We’ve heard from three prominent ESPN reporters and The Athletic over the course of the past few days, all recounting various aspects of Love’s current situation with the struggling Cavaliers.
For a crash course in the entirely unsatisfying latest Kevin Love trade narrative, consider the following:
- On Dec. 6, Adrian Wojnarowski wrote that the Cavaliers are expressing a “willingness to listen to offers” for Love.
- On Dec. 9, Brian Windhorst added in his podcast that the 31-year-old forward is “clearly unhappy” on the 5-17 Cavaliers.
- On Dec. 9, Shams Charania reported that Love would prefer to be dealt to a contender if he’s moved.
- On Dec. 9, Tim Bontemps published a story in which Love is quoted as saying “nothing’s changed.”
In essence, the veteran remnant of a contender isn’t thrilled to be playing for the franchise as it drags itself through a rebuild. Said player would prefer to play for a winning team and his organization is open to the idea of trading him.
None of this is any more true than it was six months ago, let alone groundbreaking.
The question is what the Cavs might be able to get in exchange for him given the $120 million owed to him through 2022-23.
There are no shortage of contending teams that could benefit from Love’s skills and experience but his contract makes him a significant investment. Not surprisingly, the type of team interested in adding Love as a final piece is also the type of team at or above the salary cap.
Complicating matters is the fact that the Cavs themselves are pressed up against the luxury tax and would have limitations in what they could take back above and Love’s deal.

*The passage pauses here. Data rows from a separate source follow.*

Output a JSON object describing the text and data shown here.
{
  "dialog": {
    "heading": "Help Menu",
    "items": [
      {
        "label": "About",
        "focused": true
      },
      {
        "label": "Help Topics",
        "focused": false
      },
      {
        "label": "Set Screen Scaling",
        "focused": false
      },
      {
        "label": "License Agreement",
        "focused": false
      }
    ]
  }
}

In essence, Cleveland couldn’t just resign to fate and play the role of contract garburator in an effort to net draft assets because they’d have to take back equal or lesser value from a team in a similar predicament themselves.
If Cavs general manager Koby Altman commits to keeping the organization below the luxury tax, they’d almost certainly need to find a team willing to take back more in a deal then they’re giving up.
Does that all but rule out tax-bound contenders like the Trail Blazers and Rockets? Potentially so.
There are a few teams with some space under the tax threshold to spare – teams like the Boston Celtics, Utah Jazz and Dallas Mavericks – but any commitment to Love would be a commitment until 2023.
For that reason, the Cavs may be hard-pressed to find sufficient value for Love, even if they have several teams that would benefit immensely from the addition of the five-time All-Star.
Consider the Love situation similar to the Chris Paul situation in Oklahoma City. Nobody denies that the Thunder or Cavaliers are interested in unloading their misplaced veteran stars but that’s not – and has never been – what stands in the way of a deal.